In fact the cliffs were shattered, and came tumbling down in sparking, crashing cascades. Muir, hiding behind a tall pine, takes in the surreal sound of this violent but lonesome natural tumult:
…No sound was heard for the first minute or two save a low muffled underground rumbling and a slight rustling of the agitated trees, as if, in wrestling with the mountains, Nature were holding her breath. Then, suddenly, out of the strange silence and strange motion there came a tremendous roar. The Eagle Rock, a short distance up the valley, had given way, and I saw it falling…. The sound was inconceivably deep and broad and earnest, as if the whole earth, like a living creature, had at last found a voice and were calling to her sister planets. It seemed to me that if all the thunder I ever heard were condensed into one roar it would not equal this rock roar at the birth of a mountain talus.
Muir, in an adrenaline-filled naturalist frenzy, raced out to climb one of these fresh piles (this is not advisable). I encourage you to read in full the short chapter of his recounting these events. It includes his take on the settling boulder pile, the smell of rock dust and whole swaths of obliterated pine forest, plus some amusing accounts of the other residents of the valley, understandable more frightened than him. You can read the 6 short pages online through the Library of Congress: John Muir, Our National Parks pp. 261-267.
In the next few months Muir rode through scores of aftershocks, and turned his keen eye to the dramatic landscape change wrought by a single fairly distant earthquake:
Nature, usually so deliberate in her operations, then created, as we have seen, a new set of features, simply by giving the mountains a shake – changing not only the high peaks and cliffs, but the streams.
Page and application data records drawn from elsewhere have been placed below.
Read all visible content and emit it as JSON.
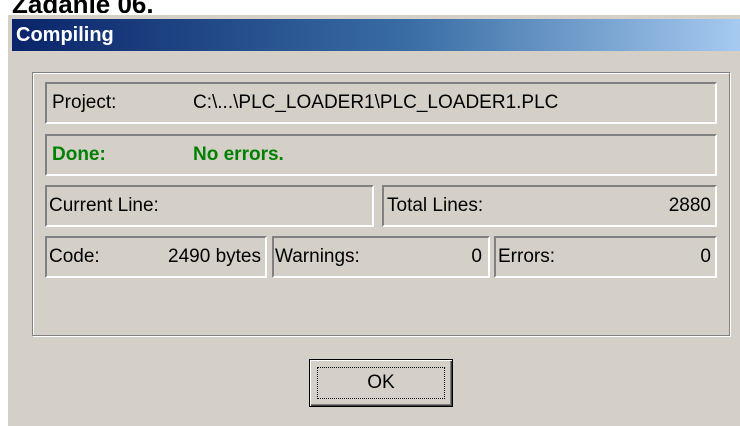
{
  "page_heading": "Zadanie 06.",
  "dialog": {
    "title": "Compiling",
    "project_label": "Project:",
    "project_value": "C:\\...\\PLC_LOADER1\\PLC_LOADER1.PLC",
    "status_label": "Done:",
    "status_value": "No errors.",
    "status_color": "#008000",
    "current_line_label": "Current Line:",
    "current_line_value": "",
    "total_lines_label": "Total Lines:",
    "total_lines_value": "2880",
    "code_label": "Code:",
    "code_value": "2490 bytes",
    "warnings_label": "Warnings:",
    "warnings_value": "0",
    "errors_label": "Errors:",
    "errors_value": "0",
    "ok_label": "OK"
  }
}
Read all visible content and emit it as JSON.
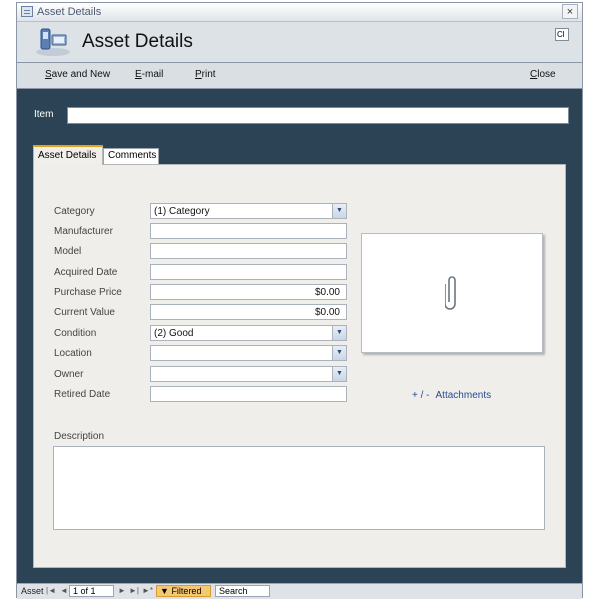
{
  "window": {
    "title": "Asset Details",
    "close_glyph": "×"
  },
  "ribbon_fragment": "Cl",
  "header": {
    "title": "Asset Details",
    "logo_icon": "asset-devices-icon"
  },
  "toolbar": {
    "save_and_new": {
      "underlined": "S",
      "rest": "ave and New"
    },
    "email": {
      "underlined": "E",
      "rest": "-mail"
    },
    "print": {
      "underlined": "P",
      "rest": "rint"
    },
    "close": {
      "underlined": "C",
      "rest": "lose"
    }
  },
  "item": {
    "label": "Item",
    "value": ""
  },
  "tabs": [
    {
      "label": "Asset Details",
      "active": true
    },
    {
      "label": "Comments",
      "active": false
    }
  ],
  "fields": {
    "category": {
      "label": "Category",
      "value": "(1) Category"
    },
    "manufacturer": {
      "label": "Manufacturer",
      "value": ""
    },
    "model": {
      "label": "Model",
      "value": ""
    },
    "acquired_date": {
      "label": "Acquired Date",
      "value": ""
    },
    "purchase_price": {
      "label": "Purchase Price",
      "value": "$0.00"
    },
    "current_value": {
      "label": "Current Value",
      "value": "$0.00"
    },
    "condition": {
      "label": "Condition",
      "value": "(2) Good"
    },
    "location": {
      "label": "Location",
      "value": ""
    },
    "owner": {
      "label": "Owner",
      "value": ""
    },
    "retired_date": {
      "label": "Retired Date",
      "value": ""
    }
  },
  "attachments": {
    "plusminus": "+ / -",
    "label": "Attachments",
    "icon": "paperclip-icon"
  },
  "description": {
    "label": "Description",
    "value": ""
  },
  "statusbar": {
    "record_label": "Asset",
    "first_glyph": "|◄",
    "prev_glyph": "◄",
    "record_position": "1 of 1",
    "next_glyph": "►",
    "last_glyph": "►|",
    "new_glyph": "►*",
    "filter_label": "Filtered",
    "search_label": "Search"
  },
  "colors": {
    "form_background": "#2b4355",
    "tab_accent": "#e3a21a",
    "filter_badge": "#f5c872",
    "link": "#2a4a93"
  }
}
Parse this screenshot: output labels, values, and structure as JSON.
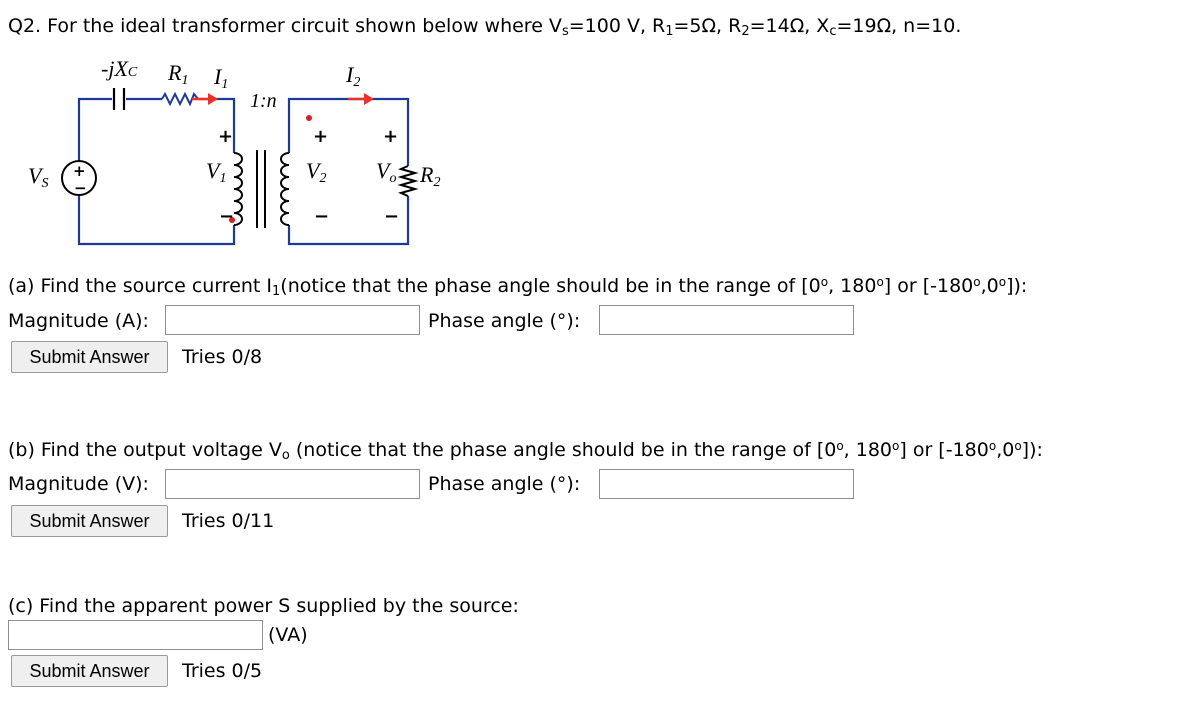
{
  "question": {
    "prefix": "Q2. For the ideal transformer circuit shown below where V",
    "vs_sub": "s",
    "mid1": "=100 V, R",
    "r1_sub": "1",
    "mid2": "=5Ω, R",
    "r2_sub": "2",
    "mid3": "=14Ω, X",
    "xc_sub": "c",
    "suffix": "=19Ω, n=10."
  },
  "diagram": {
    "xc_label": "-jX",
    "xc_sub": "C",
    "r1_label": "R",
    "r1_sub": "1",
    "i1_label": "I",
    "i1_sub": "1",
    "ratio_label": "1:n",
    "i2_label": "I",
    "i2_sub": "2",
    "vs_label": "V",
    "vs_sub": "S",
    "v1_label": "V",
    "v1_sub": "1",
    "v2_label": "V",
    "v2_sub": "2",
    "vo_label": "V",
    "vo_sub": "o",
    "r2_label": "R",
    "r2_sub": "2",
    "plus": "+",
    "minus": "−",
    "source_plus": "+",
    "source_minus": "−",
    "colors": {
      "wire": "#1f3a93",
      "arrow": "#e8332a",
      "dot": "#d42020"
    }
  },
  "part_a": {
    "prompt_pre": "(a) Find the source current I",
    "prompt_sub": "1",
    "prompt_mid": "(notice that the phase angle should be in the range of [0",
    "deg1": "o",
    "prompt_mid2": ", 180",
    "deg2": "o",
    "prompt_mid3": "] or [-180",
    "deg3": "o",
    "prompt_mid4": ",0",
    "deg4": "o",
    "prompt_end": "]):",
    "magnitude_label": "Magnitude (A):",
    "magnitude_value": "",
    "phase_label": "Phase angle (°):",
    "phase_value": "",
    "submit_label": "Submit Answer",
    "tries": "Tries 0/8"
  },
  "part_b": {
    "prompt_pre": "(b) Find the output voltage V",
    "prompt_sub": "o",
    "prompt_mid": " (notice that the phase angle should be in the range of [0",
    "deg1": "o",
    "prompt_mid2": ", 180",
    "deg2": "o",
    "prompt_mid3": "] or [-180",
    "deg3": "o",
    "prompt_mid4": ",0",
    "deg4": "o",
    "prompt_end": "]):",
    "magnitude_label": "Magnitude (V):",
    "magnitude_value": "",
    "phase_label": "Phase angle (°):",
    "phase_value": "",
    "submit_label": "Submit Answer",
    "tries": "Tries 0/11"
  },
  "part_c": {
    "prompt": "(c) Find the apparent power S supplied by the source:",
    "value": "",
    "unit": "(VA)",
    "submit_label": "Submit Answer",
    "tries": "Tries 0/5"
  }
}
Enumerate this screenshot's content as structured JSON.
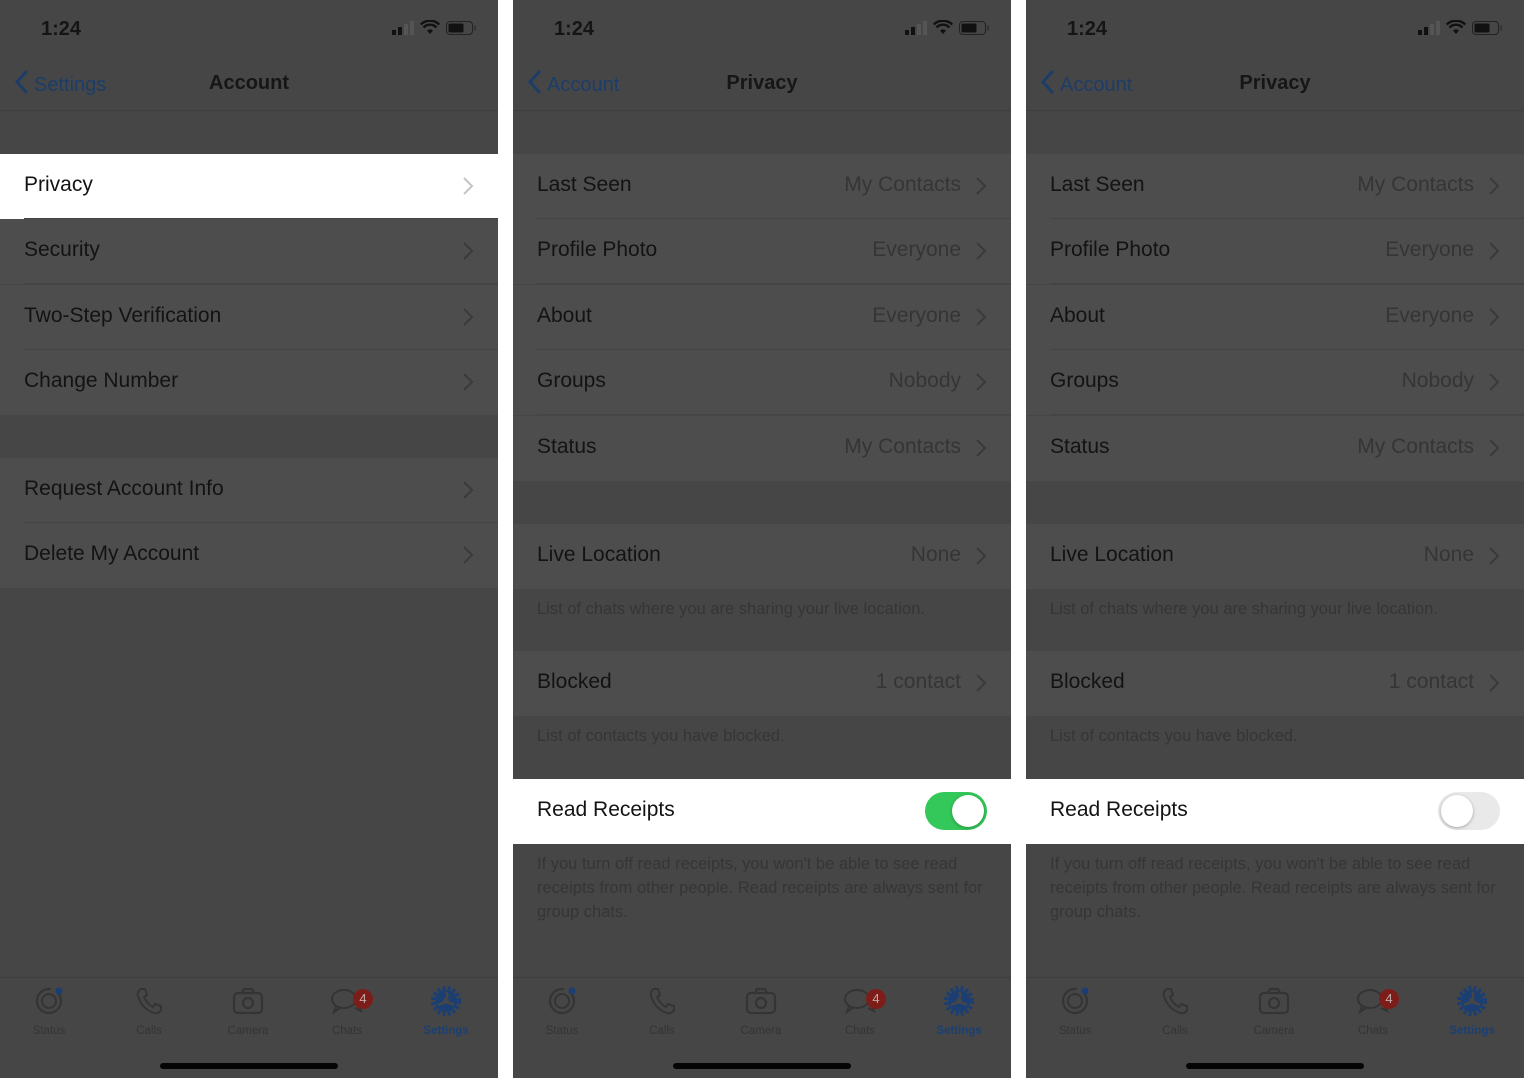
{
  "status_bar": {
    "time": "1:24"
  },
  "screens": [
    {
      "nav": {
        "back_label": "Settings",
        "title": "Account"
      },
      "groups": [
        [
          {
            "label": "Privacy",
            "highlighted": true
          },
          {
            "label": "Security"
          },
          {
            "label": "Two-Step Verification"
          },
          {
            "label": "Change Number"
          }
        ],
        [
          {
            "label": "Request Account Info"
          },
          {
            "label": "Delete My Account"
          }
        ]
      ]
    },
    {
      "nav": {
        "back_label": "Account",
        "title": "Privacy"
      },
      "rows": [
        {
          "label": "Last Seen",
          "value": "My Contacts"
        },
        {
          "label": "Profile Photo",
          "value": "Everyone"
        },
        {
          "label": "About",
          "value": "Everyone"
        },
        {
          "label": "Groups",
          "value": "Nobody"
        },
        {
          "label": "Status",
          "value": "My Contacts"
        }
      ],
      "live_location": {
        "label": "Live Location",
        "value": "None",
        "footer": "List of chats where you are sharing your live location."
      },
      "blocked": {
        "label": "Blocked",
        "value": "1 contact",
        "footer": "List of contacts you have blocked."
      },
      "read_receipts": {
        "label": "Read Receipts",
        "enabled": true,
        "footer": "If you turn off read receipts, you won't be able to see read receipts from other people. Read receipts are always sent for group chats."
      }
    },
    {
      "nav": {
        "back_label": "Account",
        "title": "Privacy"
      },
      "rows": [
        {
          "label": "Last Seen",
          "value": "My Contacts"
        },
        {
          "label": "Profile Photo",
          "value": "Everyone"
        },
        {
          "label": "About",
          "value": "Everyone"
        },
        {
          "label": "Groups",
          "value": "Nobody"
        },
        {
          "label": "Status",
          "value": "My Contacts"
        }
      ],
      "live_location": {
        "label": "Live Location",
        "value": "None",
        "footer": "List of chats where you are sharing your live location."
      },
      "blocked": {
        "label": "Blocked",
        "value": "1 contact",
        "footer": "List of contacts you have blocked."
      },
      "read_receipts": {
        "label": "Read Receipts",
        "enabled": false,
        "footer": "If you turn off read receipts, you won't be able to see read receipts from other people. Read receipts are always sent for group chats."
      }
    }
  ],
  "tab_bar": {
    "tabs": [
      {
        "label": "Status",
        "icon": "status-icon"
      },
      {
        "label": "Calls",
        "icon": "phone-icon"
      },
      {
        "label": "Camera",
        "icon": "camera-icon"
      },
      {
        "label": "Chats",
        "icon": "chat-bubbles-icon",
        "badge": "4"
      },
      {
        "label": "Settings",
        "icon": "gear-icon",
        "active": true
      }
    ]
  },
  "colors": {
    "accent": "#1b3f73",
    "toggle_on": "#34c759",
    "badge": "#7d1d1a",
    "dim_overlay_bg": "#4d4d4d"
  }
}
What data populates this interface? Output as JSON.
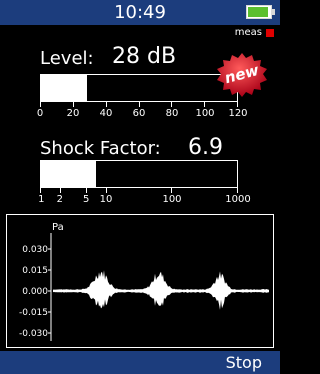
{
  "status": {
    "time": "10:49",
    "indicator": "meas",
    "indicator_color": "#e00000",
    "battery_color": "#5bbf2f"
  },
  "level": {
    "label": "Level:",
    "value": "28 dB",
    "scale_min": 0,
    "scale_max": 120,
    "current": 28,
    "ticks": [
      "0",
      "20",
      "40",
      "60",
      "80",
      "100",
      "120"
    ]
  },
  "badge": {
    "text": "new",
    "color": "#c8001e"
  },
  "shock": {
    "label": "Shock Factor:",
    "value": "6.9",
    "scale": "log",
    "scale_min": 1,
    "scale_max": 1000,
    "current": 6.9,
    "ticks": [
      "1",
      "2",
      "5",
      "10",
      "100",
      "1000"
    ]
  },
  "waveform": {
    "unit": "Pa",
    "yticks": [
      "0.030",
      "0.015",
      "0.000",
      "-0.015",
      "-0.030"
    ]
  },
  "bottom": {
    "stop_label": "Stop"
  },
  "colors": {
    "bar_background": "#1c3d7d",
    "foreground": "#ffffff",
    "background": "#000000"
  }
}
As soon as these rock avalanches fell every stream began to sing new songs; for in many places thousands of boulders were hurled into their channels, roughening and half damming them, compelling the waters to surge and roar in rapids where before they were gliding smoothly.
His report of the mainshock itself accurately describes the onset and duration of an earthquake with its two modes of elastic waves shaking in different ways at different times, a testament to his keen observational habits: “The blunt thunder-tones in the depths of the mountains were usually followed by sudden jarring, horizontal thrusts from the northward, often succeeded by twisting, upjolting movements.”
The 1872 earthquake was a monstrous one, officially a M7.4, but debated higher or lower as many pre-seismometer temblors are. It devastated the desert town of Lone Pine, and tore a gash up the center of Owens Valley along one of the major faults that now accommodates some of the gradual northward motion of western California as it’s dragged along by the Pacific Plate. When you drive through Owens Valley you’ll see the Owens Valley Fault slicing straight through the eastern flank of Crater Mountain.
The landscape here is stunning… and evidence of its ongoing formation and transformation through cataclysmic events surrounds you: volcanoes, debris-flows piled into alluvial fans, fault scarps of every stripe from the horizontal tearing of the valley floor to the basin-bounding rangefront faults beneath which the mountains slide upwards in gradual exhumation, one cliff-toppling seism at a time.
I <3 the Eastern Sierra.
Searchable text of Muir’s Our National Parks, including p. 261-267 on the 1872 earthquake is available here: